The next day the rain had stopped, but the mud still remained. The boot sellers of Glastonbury no longer had the hordes of people running to them waving their damp £20 notes above their heads; their market had dried up (pardon the pun). This didn’t stop one clued-up boot seller. The skies were blue and there was no sign of rain – so he knew he had to take his existing products to new markets. He took some rubber boots to the crowds of people in front of the music stages – the places that were still swamped with mud from the night before – and started successfully selling his product to his captive market. After selling his initial quota of boots, he returned a while later with more, and with a colleague in tow, who was carrying a box full of fold-out chairs. Now his customers could keep their feet dry, and rest their legs!

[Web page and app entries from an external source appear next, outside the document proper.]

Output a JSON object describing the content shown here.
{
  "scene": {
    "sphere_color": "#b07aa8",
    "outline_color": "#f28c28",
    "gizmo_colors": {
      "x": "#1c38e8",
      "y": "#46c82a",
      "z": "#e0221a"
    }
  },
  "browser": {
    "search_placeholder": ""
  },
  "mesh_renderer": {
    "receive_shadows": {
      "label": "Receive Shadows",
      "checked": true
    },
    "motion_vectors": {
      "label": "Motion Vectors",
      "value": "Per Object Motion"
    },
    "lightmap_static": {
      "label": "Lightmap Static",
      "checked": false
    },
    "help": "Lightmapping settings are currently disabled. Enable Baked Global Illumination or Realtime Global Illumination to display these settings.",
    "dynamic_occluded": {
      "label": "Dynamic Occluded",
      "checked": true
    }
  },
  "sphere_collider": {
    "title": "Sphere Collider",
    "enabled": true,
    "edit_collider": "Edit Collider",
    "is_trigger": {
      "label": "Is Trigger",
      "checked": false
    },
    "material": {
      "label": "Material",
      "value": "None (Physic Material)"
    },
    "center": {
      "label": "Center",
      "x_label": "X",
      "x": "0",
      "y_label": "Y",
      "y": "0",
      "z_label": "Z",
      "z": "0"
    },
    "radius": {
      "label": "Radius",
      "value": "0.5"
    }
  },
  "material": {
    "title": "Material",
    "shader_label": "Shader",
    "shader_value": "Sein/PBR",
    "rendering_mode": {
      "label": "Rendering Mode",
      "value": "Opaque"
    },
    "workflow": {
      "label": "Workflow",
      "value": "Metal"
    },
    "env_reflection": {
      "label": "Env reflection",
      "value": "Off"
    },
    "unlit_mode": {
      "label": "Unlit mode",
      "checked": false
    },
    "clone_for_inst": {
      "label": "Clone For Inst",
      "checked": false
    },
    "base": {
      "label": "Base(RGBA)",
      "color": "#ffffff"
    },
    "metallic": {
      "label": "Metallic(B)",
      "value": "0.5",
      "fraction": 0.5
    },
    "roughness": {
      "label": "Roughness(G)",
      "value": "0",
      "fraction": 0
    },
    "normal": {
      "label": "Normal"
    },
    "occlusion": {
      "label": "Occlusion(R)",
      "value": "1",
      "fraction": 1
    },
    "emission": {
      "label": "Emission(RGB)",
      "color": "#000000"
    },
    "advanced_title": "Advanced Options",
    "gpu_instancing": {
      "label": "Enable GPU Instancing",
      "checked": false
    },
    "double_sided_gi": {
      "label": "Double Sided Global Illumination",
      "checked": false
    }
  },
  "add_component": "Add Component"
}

Not only had the seller taken his existing product to a new market, he had diversified his product range and brought a new product to a new market.
All of the above can be summarised quite neatly in the model of the Four-Ps. The basis of the Four-P’s was devised in the early 1950s by Neil Borden, and was refined to the most well-known version by Jerome McCarthy in the late 50s. The Four-Ps is widely used in marketing to assess and streamline the marketing mix in order to meet organisational objectives and create a higher value relationship with customers. The Four-Ps are indicated below:
So how can we explain the Four-Ps in relation to the microcosm of activity that I witnessed at Glastonbury? Well:
- Product – Both the stall sellers had quite different products that were in high demand in polarised weather situations – one helped protect from the rain, one helped protect from the sun. Maybe next year they will offer a mix of products so they have an offering whatever the weather???
- Price – When the rain came lashing down the boot seller took note of the increased demand and raised his price accordingly. Likewise, when the sun came out and his demand dropped, he lowered his prices to ensure his product still sold.
- Promotion – The power of advertising was there for all to see as the bog-standard doughnut stall lost out to his ‘best doughnut in the world’-providing neighbour. In reality, aside from the large signs above their stalls, the product offerings will have been pretty much exactly the same.
- Place – When the demand for the boots diminished along with the rain, the boots-seller took his products to the areas of the festival site that were still muddy. If he had stayed at his stall he would have missed out on the new business that he found by taking his products to new markets.